With Scania’s electrified range of trucks, buses and engines rapidly expanding, the company has announced plans to invest over 1 billion SEK in a battery assembly plant in Södertälje, Sweden, with construction planning to start early 2021 and the plant fully operational by 2023.
What to Expect from the New Plant
With the 18,000-square meter facility about to go into production and the projected-finish date laid out, Ruthger de Vries, Head of Production and Logistics at Scania is excited. He says of the new project: “This is a tangible manifestation of our determination to take a leading role in heavy vehicle electrification, which is needed to fulfil our commitment to science-based climate targets. Operating an on-site battery assembly plant is a prerequisite for large-scale production of electric vehicles and it also establishes Scania clearly as a part of the battery production value chain.”
The plant which will be built adjacent to the chassis assembly plant in Södertälje will assemble battery modules and packs from cells which will be delivered from Northvolt’s battery factory in Skellefteå, Sweden. The assembled packs form battery systems tailored for Scania’s modular production.

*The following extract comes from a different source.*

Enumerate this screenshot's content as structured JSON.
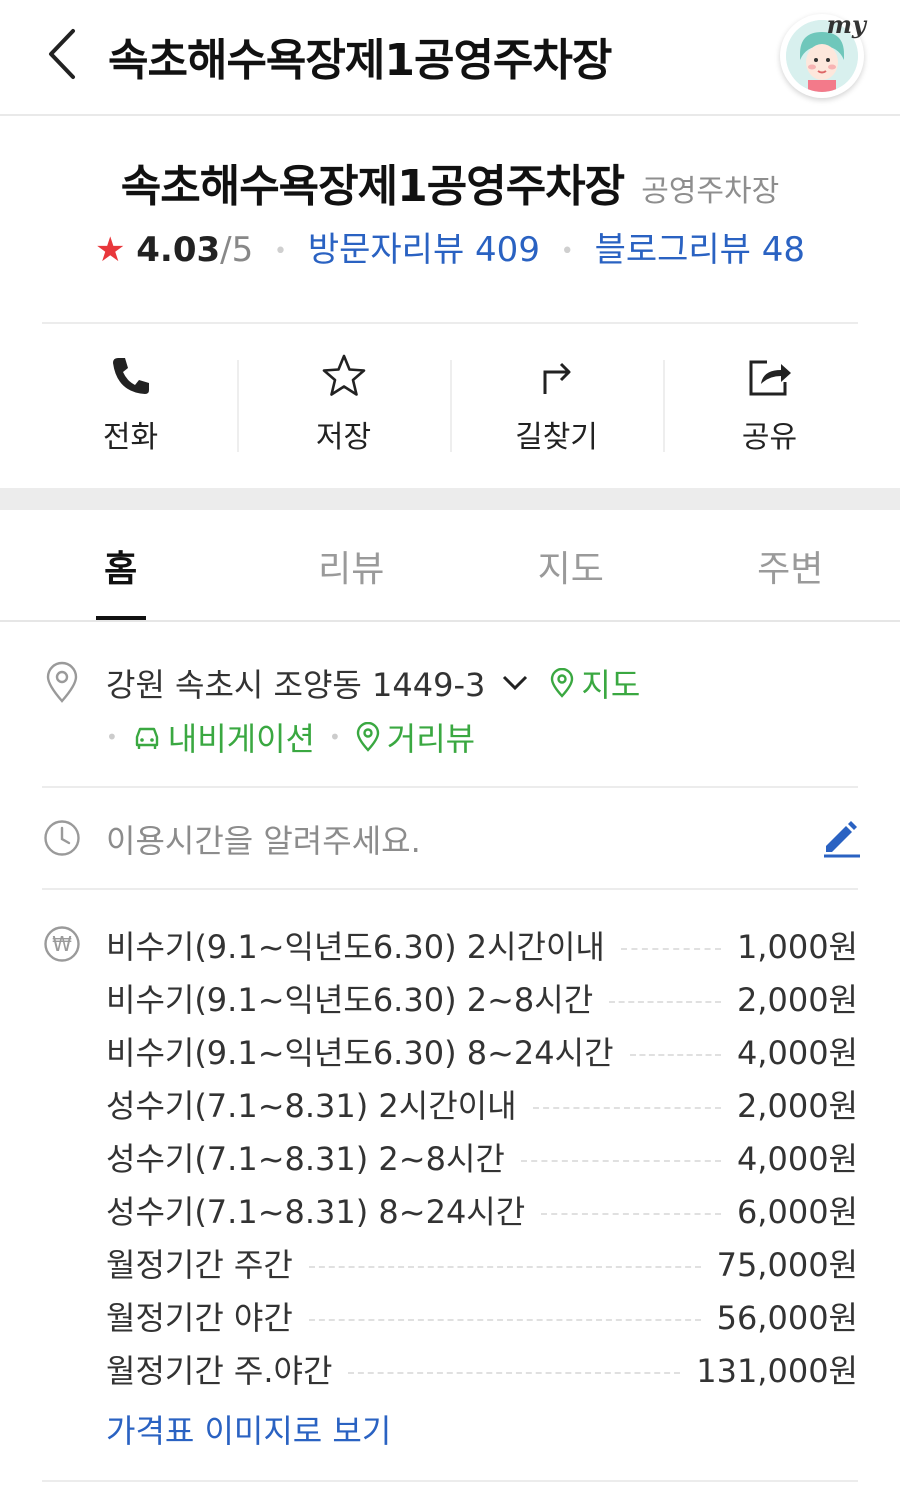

“Scania continues to invest in the Stockholm Region and to build end-to-end electrification competence. Electrification will transform transport and this latest investment in Scania’s operations in Södertälje will further strengthen Sweden as a centre of cutting-edge innovation within heavy vehicle electrification”, says de Vries.
In 2015, Scania started series production of hybrid buses and in 2019 of its first fully electric bus range. This was recently followed by the introduction of Scania’s plug-in hybrid truck and the fully electric truck. Series production of the electric truck starts in 2021. Meanwhile, electrified industrial and marine power solutions are being developed. Scania will now gradually ramp up production, which is centred in Södertälje.
Employing a staff of 200, most recruited from within the company, the battery assembly plant will be highly automated from incoming goods throughout production to delivery. Staff handling manual elements of battery module assembly, such as fitting cable harnesses, will be trained in electrical safety and protection.
Battery packs will be tailored for varying applications and delivered to the nearby chassis assembly, which is concurrently being reorganised for parallel assembly of electric and combustion engine vehicles.